-- Opening Marker --

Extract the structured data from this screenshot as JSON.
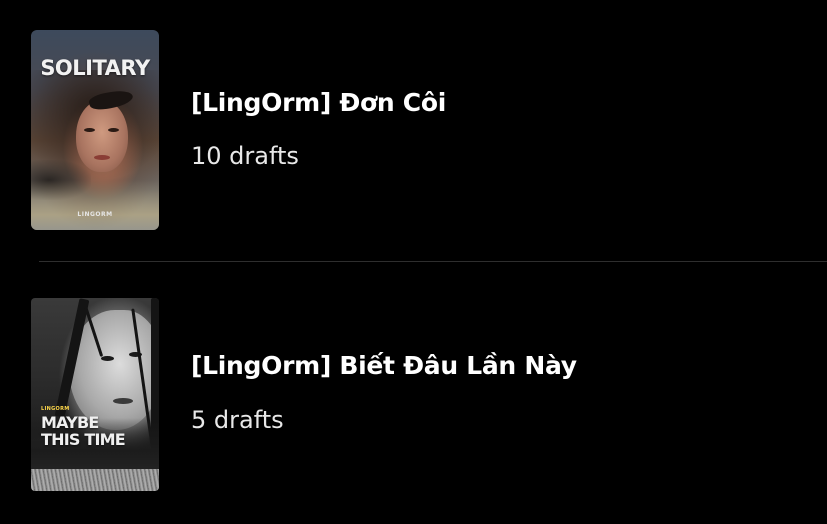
{
  "theme": {
    "background": "#000000",
    "text": "#ffffff",
    "divider": "#2e2e2e"
  },
  "stories": [
    {
      "title": "[LingOrm] Đơn Côi",
      "drafts": "10 drafts",
      "cover": {
        "title": "SOLITARY",
        "label": "LINGORM"
      }
    },
    {
      "title": "[LingOrm] Biết Đâu Lần Này",
      "drafts": "5 drafts",
      "cover": {
        "title_line1": "MAYBE",
        "title_line2": "THIS TIME",
        "label": "LINGORM"
      }
    }
  ]
}
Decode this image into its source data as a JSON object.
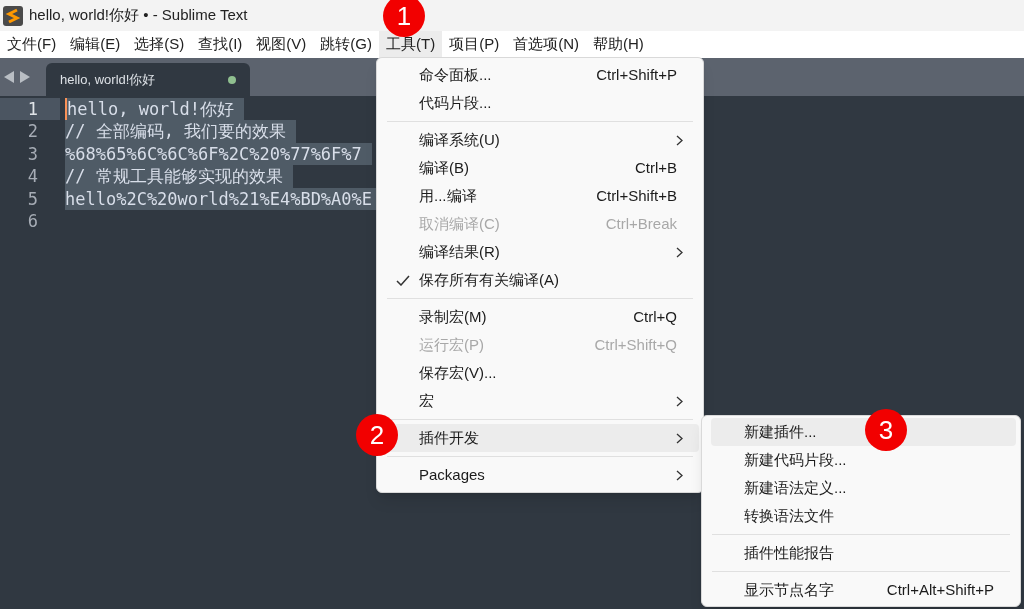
{
  "window": {
    "title": "hello, world!你好 • - Sublime Text"
  },
  "menubar": [
    {
      "label": "文件(F)",
      "selected": false
    },
    {
      "label": "编辑(E)",
      "selected": false
    },
    {
      "label": "选择(S)",
      "selected": false
    },
    {
      "label": "查找(I)",
      "selected": false
    },
    {
      "label": "视图(V)",
      "selected": false
    },
    {
      "label": "跳转(G)",
      "selected": false
    },
    {
      "label": "工具(T)",
      "selected": true
    },
    {
      "label": "项目(P)",
      "selected": false
    },
    {
      "label": "首选项(N)",
      "selected": false
    },
    {
      "label": "帮助(H)",
      "selected": false
    }
  ],
  "tabs": [
    {
      "label": "hello, world!你好",
      "selected": true,
      "modified": true
    }
  ],
  "editor": {
    "lines": [
      {
        "number": "1",
        "text": "hello, world!你好",
        "current": true
      },
      {
        "number": "2",
        "text": "// 全部编码, 我们要的效果",
        "current": false
      },
      {
        "number": "3",
        "text": "%68%65%6C%6C%6F%2C%20%77%6F%7",
        "current": false
      },
      {
        "number": "4",
        "text": "// 常规工具能够实现的效果",
        "current": false
      },
      {
        "number": "5",
        "text": "hello%2C%20world%21%E4%BD%A0%E",
        "current": false
      },
      {
        "number": "6",
        "current": false
      }
    ]
  },
  "tools_menu": [
    {
      "kind": "item",
      "label": "命令面板...",
      "shortcut": "Ctrl+Shift+P",
      "disabled": false,
      "checked": false,
      "submenu": false,
      "selected": false
    },
    {
      "kind": "item",
      "label": "代码片段...",
      "disabled": false,
      "checked": false,
      "submenu": false,
      "selected": false
    },
    {
      "kind": "separator"
    },
    {
      "kind": "item",
      "label": "编译系统(U)",
      "disabled": false,
      "checked": false,
      "submenu": true,
      "selected": false
    },
    {
      "kind": "item",
      "label": "编译(B)",
      "shortcut": "Ctrl+B",
      "disabled": false,
      "checked": false,
      "submenu": false,
      "selected": false
    },
    {
      "kind": "item",
      "label": "用...编译",
      "shortcut": "Ctrl+Shift+B",
      "disabled": false,
      "checked": false,
      "submenu": false,
      "selected": false
    },
    {
      "kind": "item",
      "label": "取消编译(C)",
      "shortcut": "Ctrl+Break",
      "disabled": true,
      "checked": false,
      "submenu": false,
      "selected": false
    },
    {
      "kind": "item",
      "label": "编译结果(R)",
      "disabled": false,
      "checked": false,
      "submenu": true,
      "selected": false
    },
    {
      "kind": "item",
      "label": "保存所有有关编译(A)",
      "disabled": false,
      "checked": true,
      "submenu": false,
      "selected": false
    },
    {
      "kind": "separator"
    },
    {
      "kind": "item",
      "label": "录制宏(M)",
      "shortcut": "Ctrl+Q",
      "disabled": false,
      "checked": false,
      "submenu": false,
      "selected": false
    },
    {
      "kind": "item",
      "label": "运行宏(P)",
      "shortcut": "Ctrl+Shift+Q",
      "disabled": true,
      "checked": false,
      "submenu": false,
      "selected": false
    },
    {
      "kind": "item",
      "label": "保存宏(V)...",
      "disabled": false,
      "checked": false,
      "submenu": false,
      "selected": false
    },
    {
      "kind": "item",
      "label": "宏",
      "disabled": false,
      "checked": false,
      "submenu": true,
      "selected": false
    },
    {
      "kind": "separator"
    },
    {
      "kind": "item",
      "label": "插件开发",
      "disabled": false,
      "checked": false,
      "submenu": true,
      "selected": true
    },
    {
      "kind": "separator"
    },
    {
      "kind": "item",
      "label": "Packages",
      "disabled": false,
      "checked": false,
      "submenu": true,
      "selected": false
    }
  ],
  "plugin_submenu": [
    {
      "kind": "item",
      "label": "新建插件...",
      "disabled": false,
      "checked": false,
      "submenu": false,
      "selected": true
    },
    {
      "kind": "item",
      "label": "新建代码片段...",
      "disabled": false,
      "checked": false,
      "submenu": false,
      "selected": false
    },
    {
      "kind": "item",
      "label": "新建语法定义...",
      "disabled": false,
      "checked": false,
      "submenu": false,
      "selected": false
    },
    {
      "kind": "item",
      "label": "转换语法文件",
      "disabled": false,
      "checked": false,
      "submenu": false,
      "selected": false
    },
    {
      "kind": "separator"
    },
    {
      "kind": "item",
      "label": "插件性能报告",
      "disabled": false,
      "checked": false,
      "submenu": false,
      "selected": false
    },
    {
      "kind": "separator"
    },
    {
      "kind": "item",
      "label": "显示节点名字",
      "shortcut": "Ctrl+Alt+Shift+P",
      "disabled": false,
      "checked": false,
      "submenu": false,
      "selected": false
    }
  ],
  "callouts": [
    {
      "label": "1"
    },
    {
      "label": "2"
    },
    {
      "label": "3"
    }
  ]
}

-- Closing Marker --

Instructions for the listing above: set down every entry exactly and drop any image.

◆ REPLY ◆
Extract the structured data from this screenshot as JSON.
{
  "theme": {
    "background": "#000000",
    "text": "#ffffff",
    "divider": "#2e2e2e"
  },
  "stories": [
    {
      "title": "[LingOrm] Đơn Côi",
      "drafts": "10 drafts",
      "cover": {
        "title": "SOLITARY",
        "label": "LINGORM"
      }
    },
    {
      "title": "[LingOrm] Biết Đâu Lần Này",
      "drafts": "5 drafts",
      "cover": {
        "title_line1": "MAYBE",
        "title_line2": "THIS TIME",
        "label": "LINGORM"
      }
    }
  ]
}
Decode this image into its source data as a JSON object.
{
  "window": {
    "title": "hello, world!你好 • - Sublime Text"
  },
  "menubar": [
    {
      "label": "文件(F)",
      "selected": false
    },
    {
      "label": "编辑(E)",
      "selected": false
    },
    {
      "label": "选择(S)",
      "selected": false
    },
    {
      "label": "查找(I)",
      "selected": false
    },
    {
      "label": "视图(V)",
      "selected": false
    },
    {
      "label": "跳转(G)",
      "selected": false
    },
    {
      "label": "工具(T)",
      "selected": true
    },
    {
      "label": "项目(P)",
      "selected": false
    },
    {
      "label": "首选项(N)",
      "selected": false
    },
    {
      "label": "帮助(H)",
      "selected": false
    }
  ],
  "tabs": [
    {
      "label": "hello, world!你好",
      "selected": true,
      "modified": true
    }
  ],
  "editor": {
    "lines": [
      {
        "number": "1",
        "text": "hello, world!你好",
        "current": true
      },
      {
        "number": "2",
        "text": "// 全部编码, 我们要的效果",
        "current": false
      },
      {
        "number": "3",
        "text": "%68%65%6C%6C%6F%2C%20%77%6F%7",
        "current": false
      },
      {
        "number": "4",
        "text": "// 常规工具能够实现的效果",
        "current": false
      },
      {
        "number": "5",
        "text": "hello%2C%20world%21%E4%BD%A0%E",
        "current": false
      },
      {
        "number": "6",
        "current": false
      }
    ]
  },
  "tools_menu": [
    {
      "kind": "item",
      "label": "命令面板...",
      "shortcut": "Ctrl+Shift+P",
      "disabled": false,
      "checked": false,
      "submenu": false,
      "selected": false
    },
    {
      "kind": "item",
      "label": "代码片段...",
      "disabled": false,
      "checked": false,
      "submenu": false,
      "selected": false
    },
    {
      "kind": "separator"
    },
    {
      "kind": "item",
      "label": "编译系统(U)",
      "disabled": false,
      "checked": false,
      "submenu": true,
      "selected": false
    },
    {
      "kind": "item",
      "label": "编译(B)",
      "shortcut": "Ctrl+B",
      "disabled": false,
      "checked": false,
      "submenu": false,
      "selected": false
    },
    {
      "kind": "item",
      "label": "用...编译",
      "shortcut": "Ctrl+Shift+B",
      "disabled": false,
      "checked": false,
      "submenu": false,
      "selected": false
    },
    {
      "kind": "item",
      "label": "取消编译(C)",
      "shortcut": "Ctrl+Break",
      "disabled": true,
      "checked": false,
      "submenu": false,
      "selected": false
    },
    {
      "kind": "item",
      "label": "编译结果(R)",
      "disabled": false,
      "checked": false,
      "submenu": true,
      "selected": false
    },
    {
      "kind": "item",
      "label": "保存所有有关编译(A)",
      "disabled": false,
      "checked": true,
      "submenu": false,
      "selected": false
    },
    {
      "kind": "separator"
    },
    {
      "kind": "item",
      "label": "录制宏(M)",
      "shortcut": "Ctrl+Q",
      "disabled": false,
      "checked": false,
      "submenu": false,
      "selected": false
    },
    {
      "kind": "item",
      "label": "运行宏(P)",
      "shortcut": "Ctrl+Shift+Q",
      "disabled": true,
      "checked": false,
      "submenu": false,
      "selected": false
    },
    {
      "kind": "item",
      "label": "保存宏(V)...",
      "disabled": false,
      "checked": false,
      "submenu": false,
      "selected": false
    },
    {
      "kind": "item",
      "label": "宏",
      "disabled": false,
      "checked": false,
      "submenu": true,
      "selected": false
    },
    {
      "kind": "separator"
    },
    {
      "kind": "item",
      "label": "插件开发",
      "disabled": false,
      "checked": false,
      "submenu": true,
      "selected": true
    },
    {
      "kind": "separator"
    },
    {
      "kind": "item",
      "label": "Packages",
      "disabled": false,
      "checked": false,
      "submenu": true,
      "selected": false
    }
  ],
  "plugin_submenu": [
    {
      "kind": "item",
      "label": "新建插件...",
      "disabled": false,
      "checked": false,
      "submenu": false,
      "selected": true
    },
    {
      "kind": "item",
      "label": "新建代码片段...",
      "disabled": false,
      "checked": false,
      "submenu": false,
      "selected": false
    },
    {
      "kind": "item",
      "label": "新建语法定义...",
      "disabled": false,
      "checked": false,
      "submenu": false,
      "selected": false
    },
    {
      "kind": "item",
      "label": "转换语法文件",
      "disabled": false,
      "checked": false,
      "submenu": false,
      "selected": false
    },
    {
      "kind": "separator"
    },
    {
      "kind": "item",
      "label": "插件性能报告",
      "disabled": false,
      "checked": false,
      "submenu": false,
      "selected": false
    },
    {
      "kind": "separator"
    },
    {
      "kind": "item",
      "label": "显示节点名字",
      "shortcut": "Ctrl+Alt+Shift+P",
      "disabled": false,
      "checked": false,
      "submenu": false,
      "selected": false
    }
  ],
  "callouts": [
    {
      "label": "1"
    },
    {
      "label": "2"
    },
    {
      "label": "3"
    }
  ]
}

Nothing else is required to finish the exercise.